THE COMMON THEMES of alcohol and no helmet use emanating from quad bike death inquests in Tasmanian has caused a Coroner to make a series of recommendations after investigating seven deaths in three years involving what he says are the biggest killers on farms.
When handing down his findings, coroner Simon Cooper said the use of quad bikes should be of “general concern to society.”
The inquest, held in 2016, examined seven Tasmanian quad bike deaths between November 2012 and December 2015.
It heard four people had been drinking alcohol, five were not wearing helmets and one was carrying a pillion passenger when they should not have been.
He also called for a ban on young children riding quad bikes
Mr Cooper made eight recommendations in his report, most of which were focused on tightening and developing legislation surrounding the vehicles’ use.
He said mandatory training and licensing measures needed to be established, and he recommended banning children under six from “ever operating any quad bike in any circumstances whatsoever.”

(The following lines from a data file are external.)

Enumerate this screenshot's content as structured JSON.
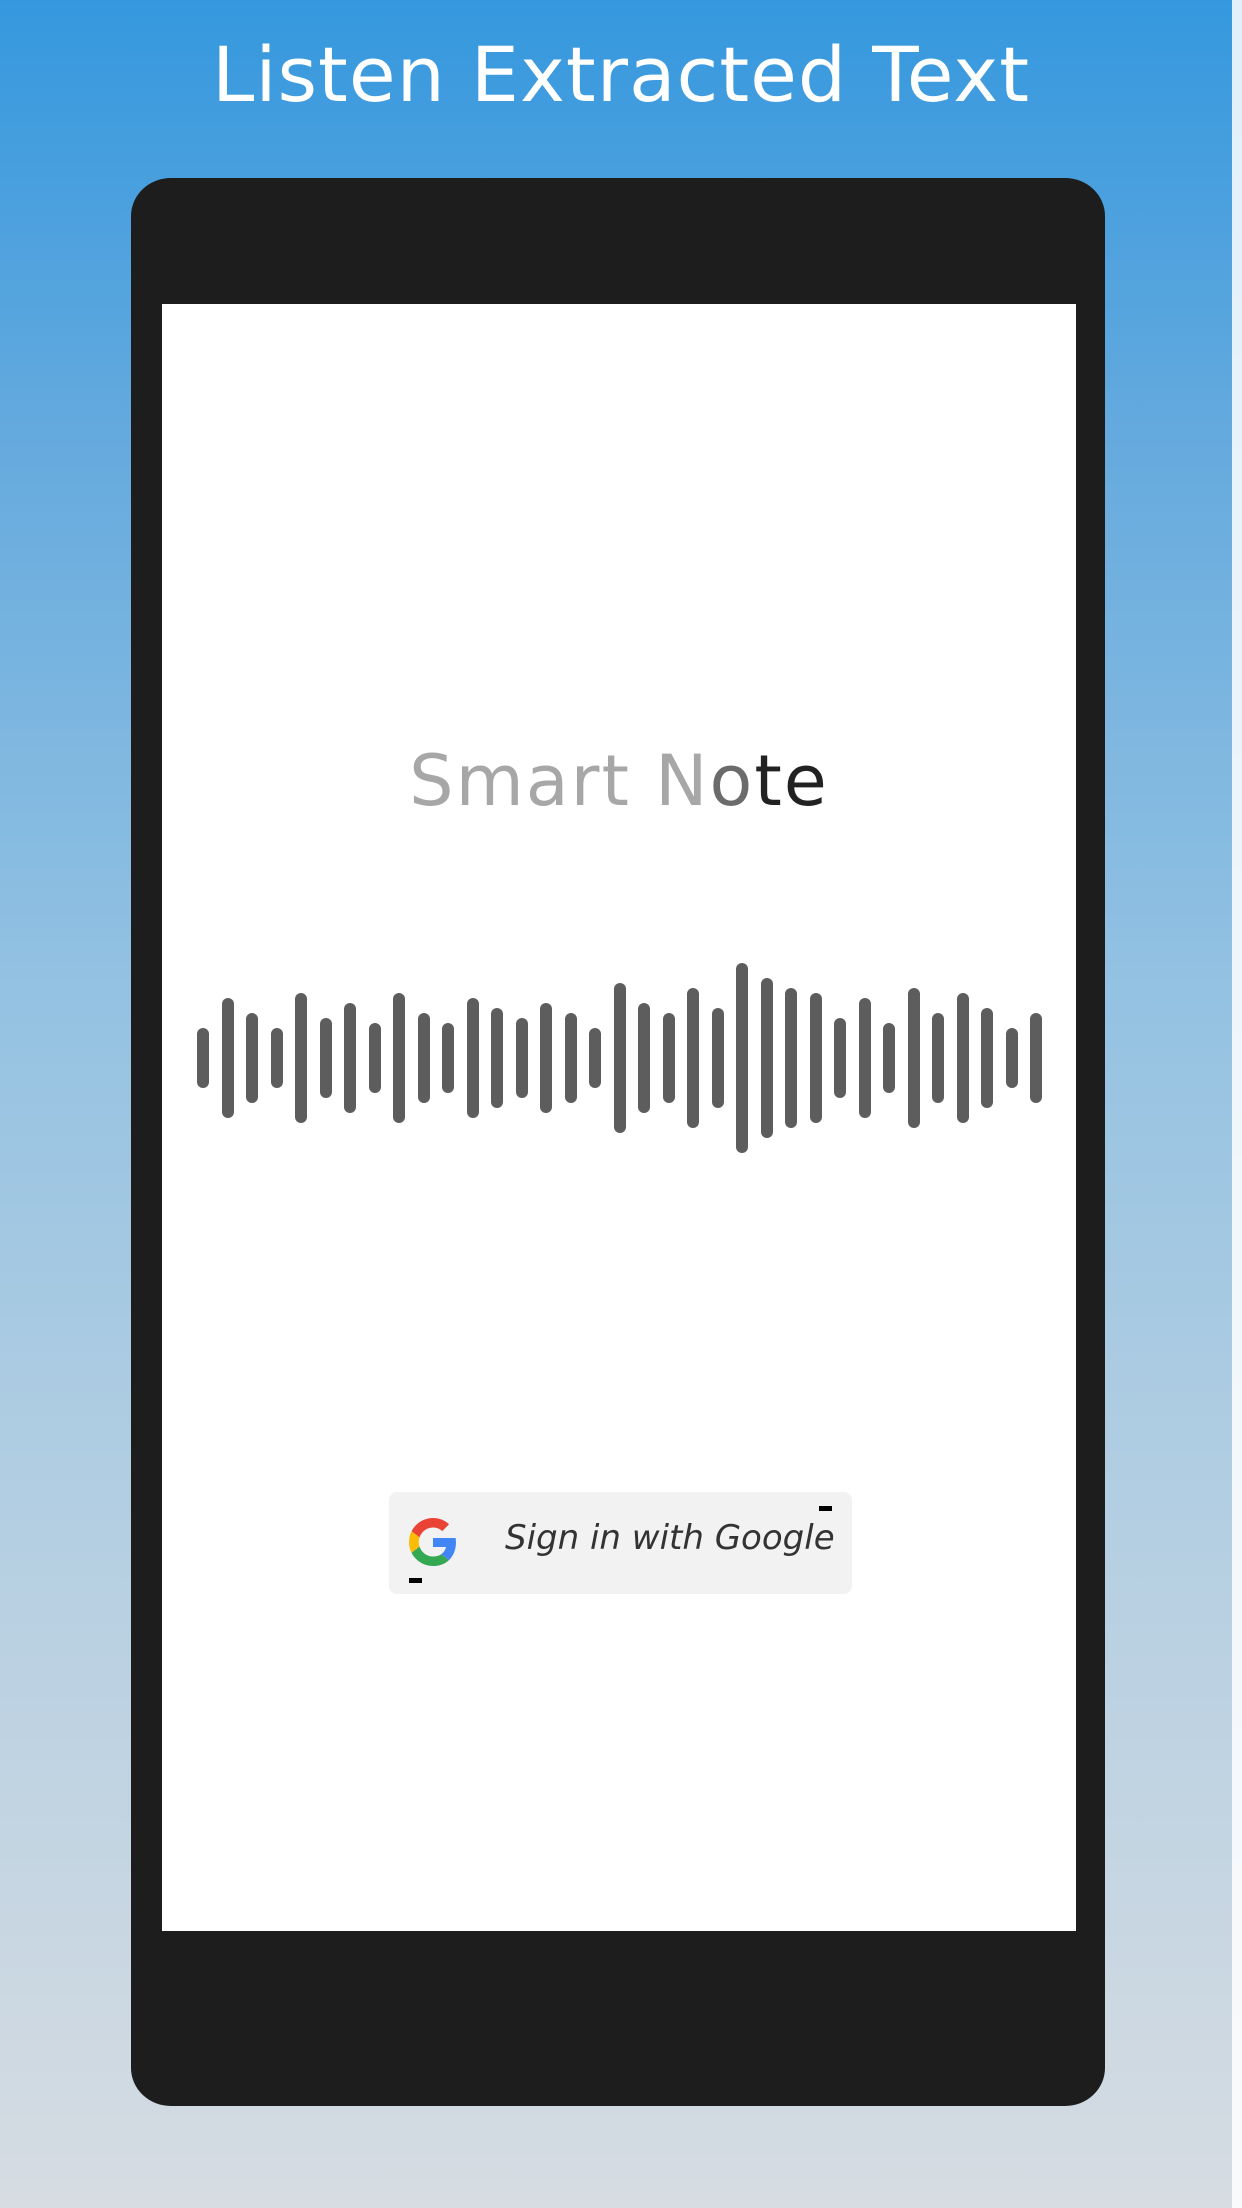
{
  "promo": {
    "headline": "Listen Extracted Text"
  },
  "app": {
    "title_part1": "Smart N",
    "title_part2": "o",
    "title_part3": "te"
  },
  "auth": {
    "google_button_label": "Sign in with Google",
    "google_icon": "google-g-icon"
  },
  "colors": {
    "background_top": "#3598de",
    "background_bottom": "#d6dce2",
    "phone_body": "#1d1d1d",
    "waveform": "#5d5d5d",
    "button_bg": "#f2f2f2"
  }
}
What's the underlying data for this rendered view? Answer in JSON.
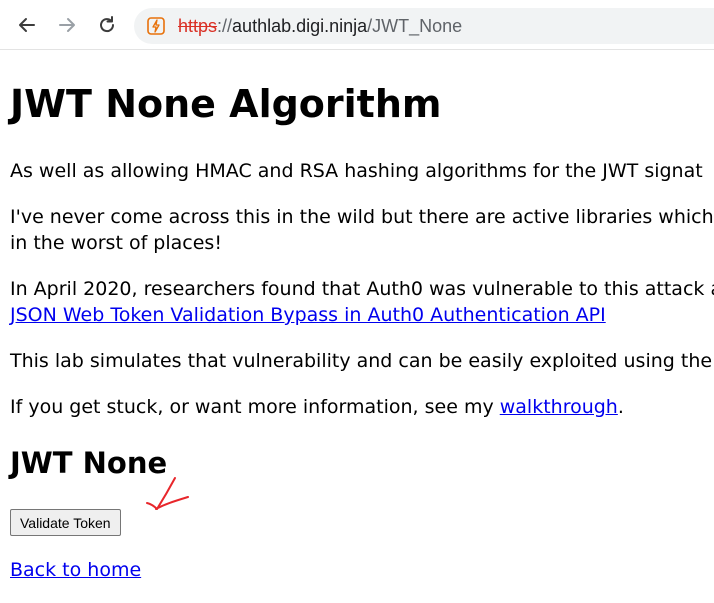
{
  "browser": {
    "url_scheme": "https",
    "url_separator": "://",
    "url_host": "authlab.digi.ninja",
    "url_path": "/JWT_None",
    "icons": {
      "back": "back-arrow-icon",
      "forward": "forward-arrow-icon",
      "reload": "reload-icon",
      "site": "not-secure-icon"
    }
  },
  "page": {
    "title": "JWT None Algorithm",
    "p1": "As well as allowing HMAC and RSA hashing algorithms for the JWT signat",
    "p2_line1": "I've never come across this in the wild but there are active libraries which",
    "p2_line2": "in the worst of places!",
    "p3_line1": "In April 2020, researchers found that Auth0 was vulnerable to this attack a",
    "p3_link": "JSON Web Token Validation Bypass in Auth0 Authentication API",
    "p4": "This lab simulates that vulnerability and can be easily exploited using the",
    "p5_text": "If you get stuck, or want more information, see my ",
    "p5_link": "walkthrough",
    "p5_end": ".",
    "subtitle": "JWT None",
    "validate_button": "Validate Token",
    "back_link": "Back to home"
  },
  "colors": {
    "link": "#0000ee",
    "annotation": "#e8262b",
    "insecure_scheme": "#d93025"
  }
}
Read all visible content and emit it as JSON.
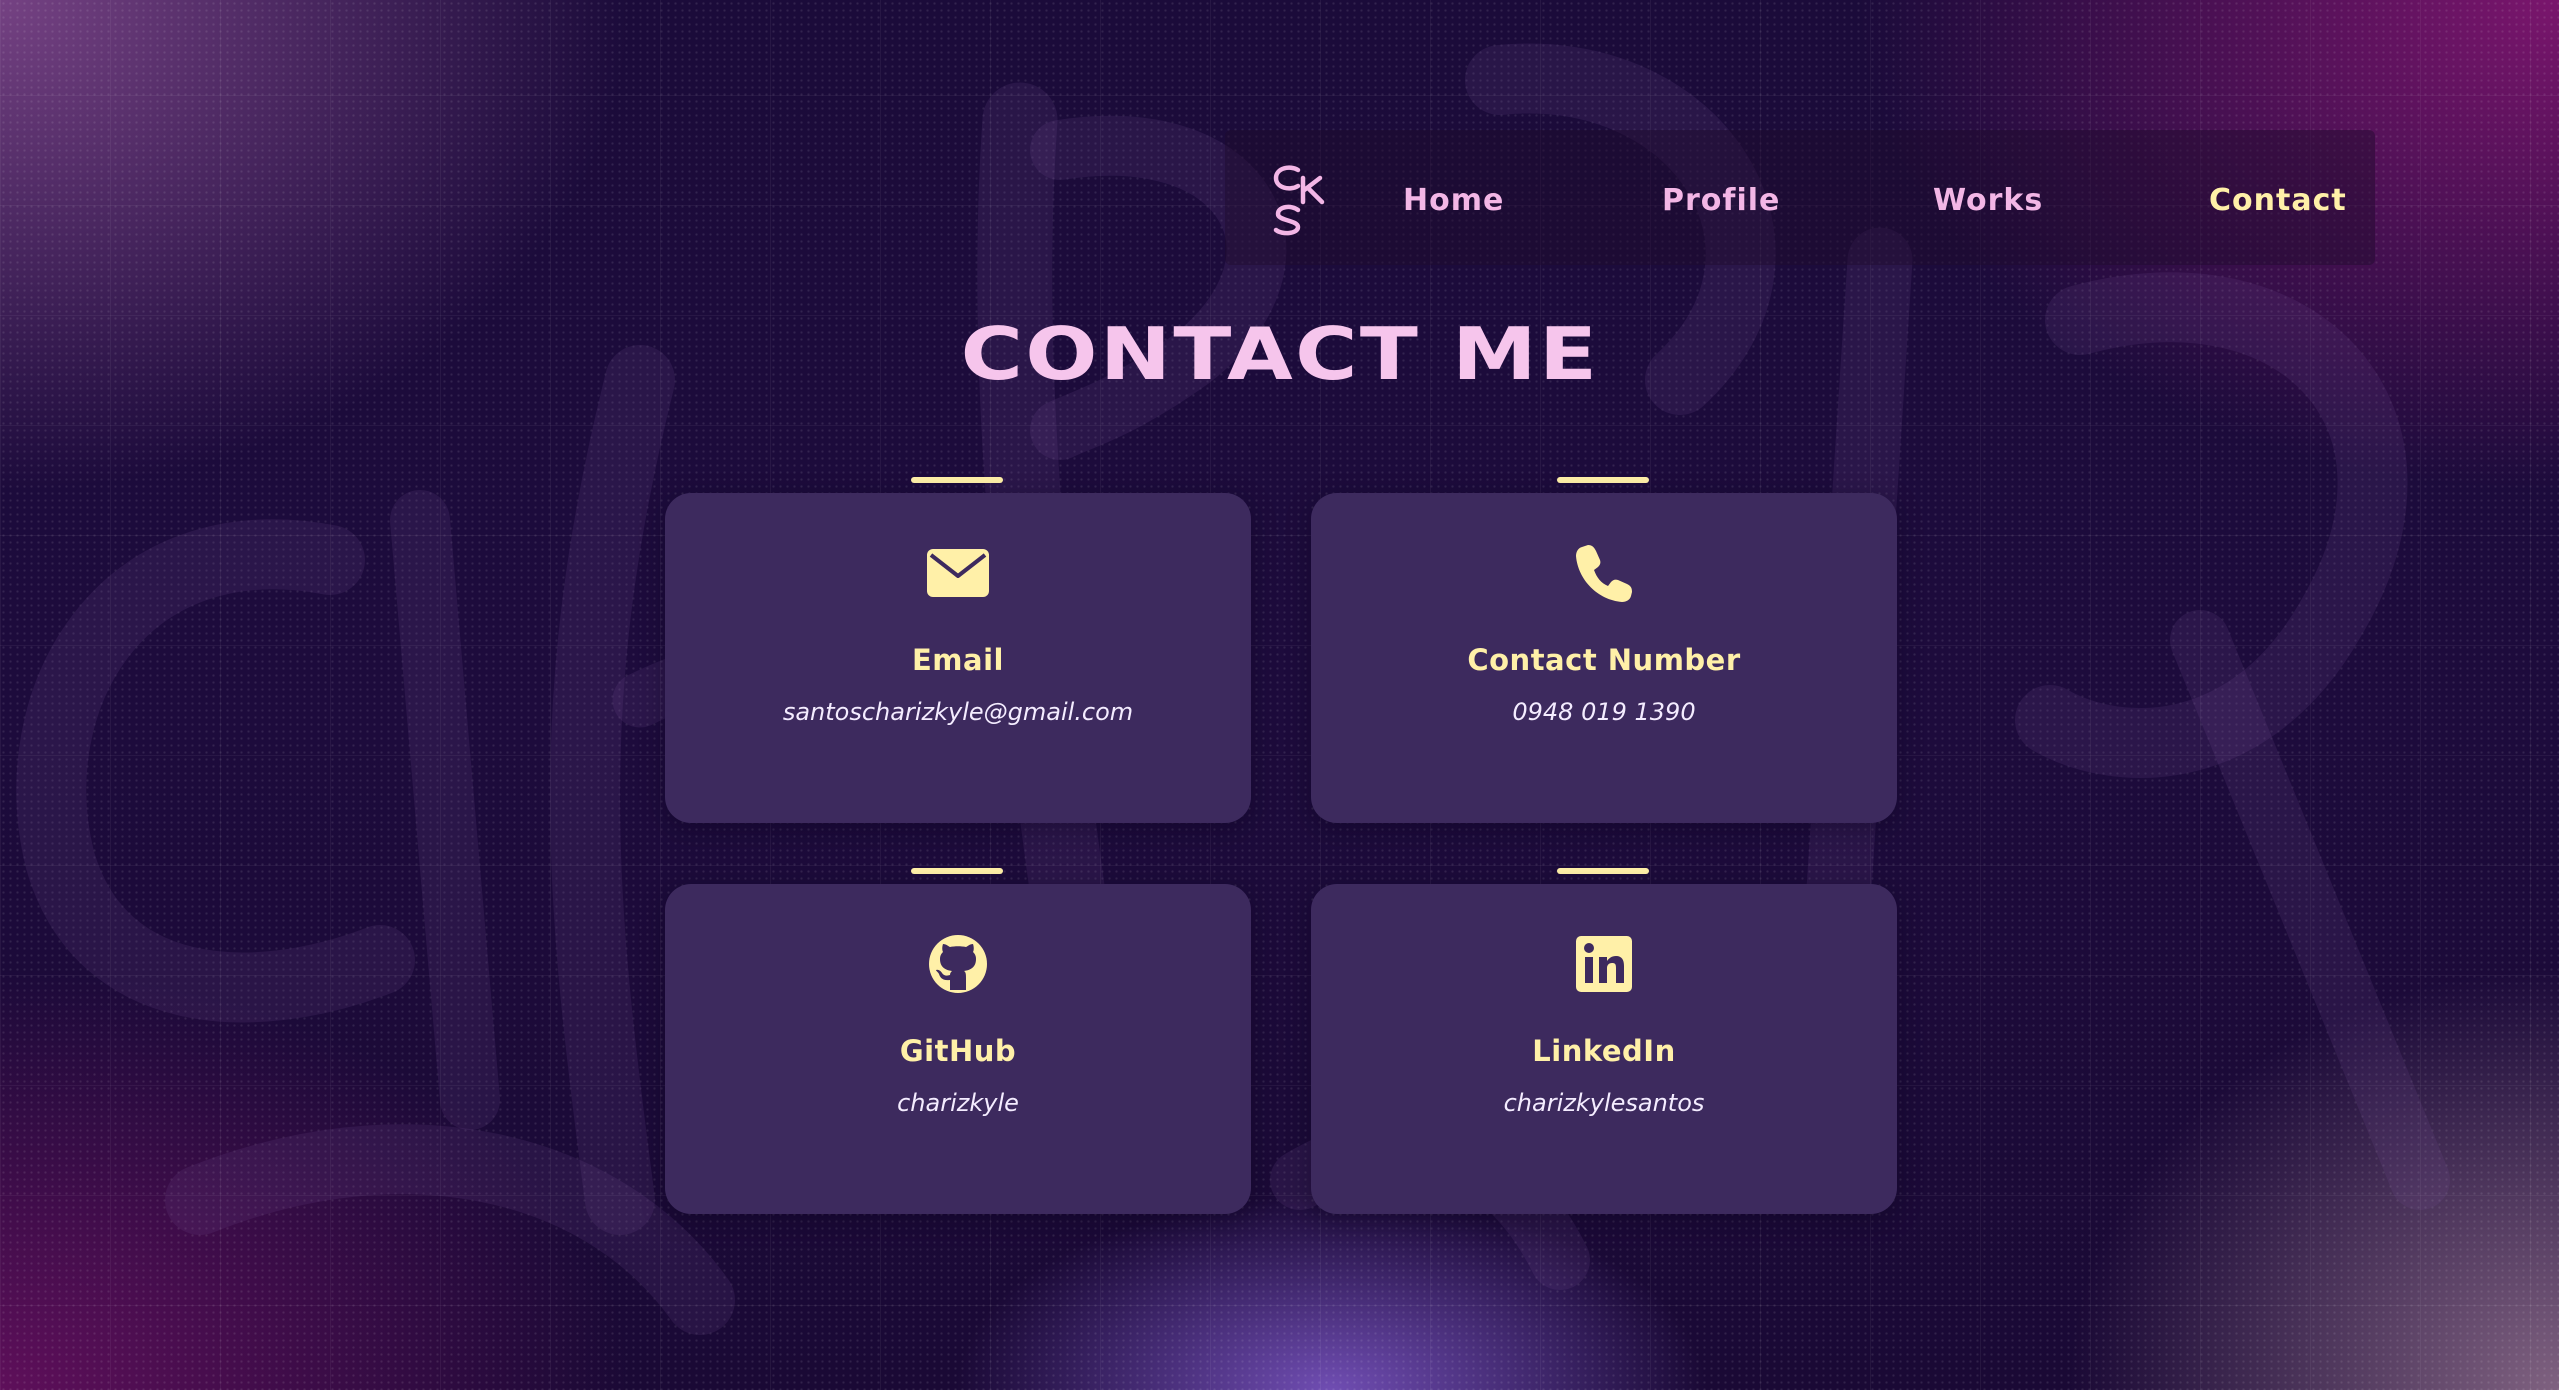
{
  "logo": {
    "text": "CSK"
  },
  "nav": {
    "items": [
      {
        "label": "Home"
      },
      {
        "label": "Profile"
      },
      {
        "label": "Works"
      },
      {
        "label": "Contact"
      }
    ],
    "active": "Contact"
  },
  "page": {
    "title": "CONTACT ME"
  },
  "contacts": [
    {
      "label": "Email",
      "value": "santoscharizkyle@gmail.com",
      "icon": "envelope-icon"
    },
    {
      "label": "Contact Number",
      "value": "0948 019 1390",
      "icon": "phone-icon"
    },
    {
      "label": "GitHub",
      "value": "charizkyle",
      "icon": "github-icon"
    },
    {
      "label": "LinkedIn",
      "value": "charizkylesantos",
      "icon": "linkedin-icon"
    }
  ],
  "colors": {
    "accent_yellow": "#fff0a8",
    "accent_pink": "#f3b6e6",
    "card_bg": "#3d2a5e",
    "page_bg": "#1b0b3a"
  }
}
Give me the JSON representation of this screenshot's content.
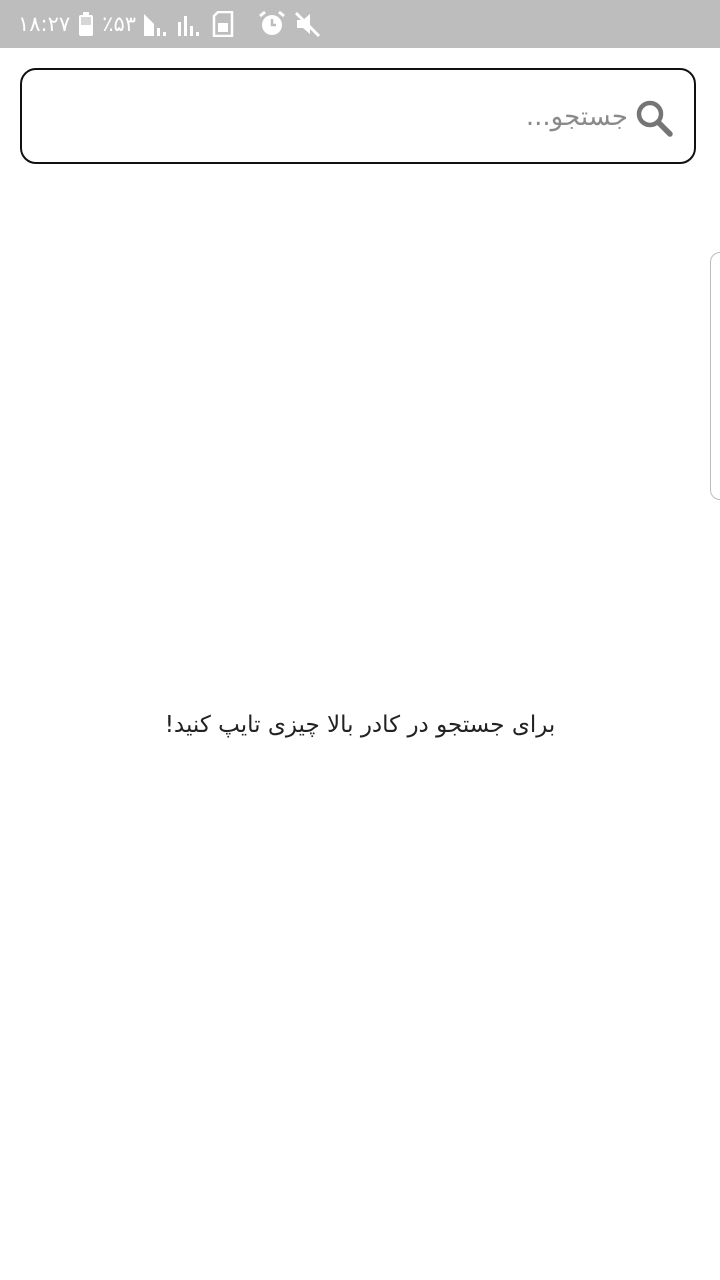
{
  "status_bar": {
    "time": "۱۸:۲۷",
    "battery_percent": "٪۵۳",
    "background_color": "#bdbdbd",
    "icons": [
      "battery-icon",
      "signal-icon",
      "signal-icon",
      "sim-icon",
      "alarm-icon",
      "mute-icon"
    ]
  },
  "search": {
    "placeholder": "جستجو...",
    "value": "",
    "icon": "search-icon"
  },
  "main": {
    "empty_message": "برای جستجو در کادر بالا چیزی تایپ کنید!"
  },
  "colors": {
    "border": "#111111",
    "placeholder": "#8a8a8a",
    "icon": "#757575"
  }
}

Mr Cooper found helmets were not widely used because they seemed to be regarded, particularly in rural settings, as “unnecessary, impractical, uncomfortable and perhaps too hot.”
In four of the cases being examined, Mr Cooper found helmets were not worn appropriately, or at all, and this was likely to have contributed to the deaths.
He said introducing legislation ensuring the use of a “suitable approved helmet” was a matter that needed urgent consideration.
As well as prohibiting quad bike use by children under six, Mr Cooper recommended banning children under the age of 16 from operating “adult-sized” quad bikes.
He also said children between the ages of six and 16 should only be allowed to operate “youth-sized” quad bikes in accordance with the manufacturer’s age specifications.
In his findings, Mr Cooper said although none of the victims examined by the inquiry were passengers, the inquest considered the issue of passenger safety in a general sense.
He recommended legislating against carrying passengers on single-person quad bikes, and ensuring passengers were limited to one on others.
While he considered whether roll bars should be mandatory, he did not receive enough evidence to make a recommendation.
Mr Cooper’s findings also advised that a star-rating system be developed across the board to help reduce the occurrence of serious injury and death.
“Quad bikes are the biggest killer of workers on farms,” the Coroner concluded.